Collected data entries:
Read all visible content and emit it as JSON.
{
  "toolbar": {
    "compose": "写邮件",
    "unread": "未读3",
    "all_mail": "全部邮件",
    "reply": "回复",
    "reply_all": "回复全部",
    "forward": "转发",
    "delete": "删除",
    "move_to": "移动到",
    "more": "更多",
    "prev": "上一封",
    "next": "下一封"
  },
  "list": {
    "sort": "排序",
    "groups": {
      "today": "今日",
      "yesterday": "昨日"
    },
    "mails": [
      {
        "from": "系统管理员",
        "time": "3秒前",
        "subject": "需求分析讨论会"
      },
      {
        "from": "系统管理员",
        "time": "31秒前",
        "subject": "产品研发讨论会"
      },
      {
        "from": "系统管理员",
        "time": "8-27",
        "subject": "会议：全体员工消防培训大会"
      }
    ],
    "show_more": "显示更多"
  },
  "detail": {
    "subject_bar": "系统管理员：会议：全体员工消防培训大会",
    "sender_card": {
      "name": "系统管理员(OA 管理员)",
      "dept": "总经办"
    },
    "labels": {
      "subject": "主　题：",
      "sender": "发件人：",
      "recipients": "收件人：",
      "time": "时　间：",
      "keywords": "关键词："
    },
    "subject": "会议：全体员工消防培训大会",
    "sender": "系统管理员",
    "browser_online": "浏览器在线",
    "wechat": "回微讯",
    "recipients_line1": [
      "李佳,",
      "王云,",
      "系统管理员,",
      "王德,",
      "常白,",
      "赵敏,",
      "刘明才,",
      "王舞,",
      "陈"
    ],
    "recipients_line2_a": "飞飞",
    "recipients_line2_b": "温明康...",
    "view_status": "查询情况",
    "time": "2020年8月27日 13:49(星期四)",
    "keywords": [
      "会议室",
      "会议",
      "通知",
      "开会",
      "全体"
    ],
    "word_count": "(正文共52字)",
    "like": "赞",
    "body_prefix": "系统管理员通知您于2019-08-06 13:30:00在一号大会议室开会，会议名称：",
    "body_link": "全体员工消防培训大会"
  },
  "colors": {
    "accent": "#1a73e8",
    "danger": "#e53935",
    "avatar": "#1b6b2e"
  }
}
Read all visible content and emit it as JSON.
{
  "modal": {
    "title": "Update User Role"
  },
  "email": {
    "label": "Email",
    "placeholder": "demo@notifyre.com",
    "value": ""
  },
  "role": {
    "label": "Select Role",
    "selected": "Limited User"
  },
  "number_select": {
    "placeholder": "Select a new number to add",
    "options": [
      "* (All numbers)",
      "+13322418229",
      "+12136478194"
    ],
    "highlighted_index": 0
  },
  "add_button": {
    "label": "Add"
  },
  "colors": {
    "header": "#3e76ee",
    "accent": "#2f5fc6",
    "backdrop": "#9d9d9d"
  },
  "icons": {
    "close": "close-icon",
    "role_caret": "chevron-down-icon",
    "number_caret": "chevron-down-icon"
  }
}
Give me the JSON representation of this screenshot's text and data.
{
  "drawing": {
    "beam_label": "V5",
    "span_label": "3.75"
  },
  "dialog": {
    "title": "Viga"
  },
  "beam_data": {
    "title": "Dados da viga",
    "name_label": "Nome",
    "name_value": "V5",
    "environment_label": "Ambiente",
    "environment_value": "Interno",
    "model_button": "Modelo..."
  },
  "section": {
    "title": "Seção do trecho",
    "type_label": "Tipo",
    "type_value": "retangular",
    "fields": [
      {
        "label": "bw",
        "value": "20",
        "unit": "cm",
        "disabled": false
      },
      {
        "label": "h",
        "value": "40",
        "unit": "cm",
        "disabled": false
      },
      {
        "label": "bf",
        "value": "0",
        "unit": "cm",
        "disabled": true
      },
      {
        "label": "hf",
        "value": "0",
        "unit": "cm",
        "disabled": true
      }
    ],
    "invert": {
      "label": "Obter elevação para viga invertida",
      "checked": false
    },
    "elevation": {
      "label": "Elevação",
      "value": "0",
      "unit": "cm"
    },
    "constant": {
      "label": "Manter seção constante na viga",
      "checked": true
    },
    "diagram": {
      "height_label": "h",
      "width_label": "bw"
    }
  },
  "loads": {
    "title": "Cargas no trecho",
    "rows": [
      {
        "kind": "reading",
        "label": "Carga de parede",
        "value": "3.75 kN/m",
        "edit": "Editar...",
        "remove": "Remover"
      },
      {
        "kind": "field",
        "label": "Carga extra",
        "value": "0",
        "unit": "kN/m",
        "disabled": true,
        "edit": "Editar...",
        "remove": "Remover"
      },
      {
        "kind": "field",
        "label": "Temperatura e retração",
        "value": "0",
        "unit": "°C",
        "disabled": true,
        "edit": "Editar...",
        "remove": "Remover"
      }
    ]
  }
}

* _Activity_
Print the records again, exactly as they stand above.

* _Answer to the problem_
Read all visible content and emit it as JSON.
{
  "toolbar": {
    "compose": "写邮件",
    "unread": "未读3",
    "all_mail": "全部邮件",
    "reply": "回复",
    "reply_all": "回复全部",
    "forward": "转发",
    "delete": "删除",
    "move_to": "移动到",
    "more": "更多",
    "prev": "上一封",
    "next": "下一封"
  },
  "list": {
    "sort": "排序",
    "groups": {
      "today": "今日",
      "yesterday": "昨日"
    },
    "mails": [
      {
        "from": "系统管理员",
        "time": "3秒前",
        "subject": "需求分析讨论会"
      },
      {
        "from": "系统管理员",
        "time": "31秒前",
        "subject": "产品研发讨论会"
      },
      {
        "from": "系统管理员",
        "time": "8-27",
        "subject": "会议：全体员工消防培训大会"
      }
    ],
    "show_more": "显示更多"
  },
  "detail": {
    "subject_bar": "系统管理员：会议：全体员工消防培训大会",
    "sender_card": {
      "name": "系统管理员(OA 管理员)",
      "dept": "总经办"
    },
    "labels": {
      "subject": "主　题：",
      "sender": "发件人：",
      "recipients": "收件人：",
      "time": "时　间：",
      "keywords": "关键词："
    },
    "subject": "会议：全体员工消防培训大会",
    "sender": "系统管理员",
    "browser_online": "浏览器在线",
    "wechat": "回微讯",
    "recipients_line1": [
      "李佳,",
      "王云,",
      "系统管理员,",
      "王德,",
      "常白,",
      "赵敏,",
      "刘明才,",
      "王舞,",
      "陈"
    ],
    "recipients_line2_a": "飞飞",
    "recipients_line2_b": "温明康...",
    "view_status": "查询情况",
    "time": "2020年8月27日 13:49(星期四)",
    "keywords": [
      "会议室",
      "会议",
      "通知",
      "开会",
      "全体"
    ],
    "word_count": "(正文共52字)",
    "like": "赞",
    "body_prefix": "系统管理员通知您于2019-08-06 13:30:00在一号大会议室开会，会议名称：",
    "body_link": "全体员工消防培训大会"
  },
  "colors": {
    "accent": "#1a73e8",
    "danger": "#e53935",
    "avatar": "#1b6b2e"
  }
}
Read all visible content and emit it as JSON.
{
  "modal": {
    "title": "Update User Role"
  },
  "email": {
    "label": "Email",
    "placeholder": "demo@notifyre.com",
    "value": ""
  },
  "role": {
    "label": "Select Role",
    "selected": "Limited User"
  },
  "number_select": {
    "placeholder": "Select a new number to add",
    "options": [
      "* (All numbers)",
      "+13322418229",
      "+12136478194"
    ],
    "highlighted_index": 0
  },
  "add_button": {
    "label": "Add"
  },
  "colors": {
    "header": "#3e76ee",
    "accent": "#2f5fc6",
    "backdrop": "#9d9d9d"
  },
  "icons": {
    "close": "close-icon",
    "role_caret": "chevron-down-icon",
    "number_caret": "chevron-down-icon"
  }
}
Give me the JSON representation of this screenshot's text and data.
{
  "drawing": {
    "beam_label": "V5",
    "span_label": "3.75"
  },
  "dialog": {
    "title": "Viga"
  },
  "beam_data": {
    "title": "Dados da viga",
    "name_label": "Nome",
    "name_value": "V5",
    "environment_label": "Ambiente",
    "environment_value": "Interno",
    "model_button": "Modelo..."
  },
  "section": {
    "title": "Seção do trecho",
    "type_label": "Tipo",
    "type_value": "retangular",
    "fields": [
      {
        "label": "bw",
        "value": "20",
        "unit": "cm",
        "disabled": false
      },
      {
        "label": "h",
        "value": "40",
        "unit": "cm",
        "disabled": false
      },
      {
        "label": "bf",
        "value": "0",
        "unit": "cm",
        "disabled": true
      },
      {
        "label": "hf",
        "value": "0",
        "unit": "cm",
        "disabled": true
      }
    ],
    "invert": {
      "label": "Obter elevação para viga invertida",
      "checked": false
    },
    "elevation": {
      "label": "Elevação",
      "value": "0",
      "unit": "cm"
    },
    "constant": {
      "label": "Manter seção constante na viga",
      "checked": true
    },
    "diagram": {
      "height_label": "h",
      "width_label": "bw"
    }
  },
  "loads": {
    "title": "Cargas no trecho",
    "rows": [
      {
        "kind": "reading",
        "label": "Carga de parede",
        "value": "3.75 kN/m",
        "edit": "Editar...",
        "remove": "Remover"
      },
      {
        "kind": "field",
        "label": "Carga extra",
        "value": "0",
        "unit": "kN/m",
        "disabled": true,
        "edit": "Editar...",
        "remove": "Remover"
      },
      {
        "kind": "field",
        "label": "Temperatura e retração",
        "value": "0",
        "unit": "°C",
        "disabled": true,
        "edit": "Editar...",
        "remove": "Remover"
      }
    ]
  }
}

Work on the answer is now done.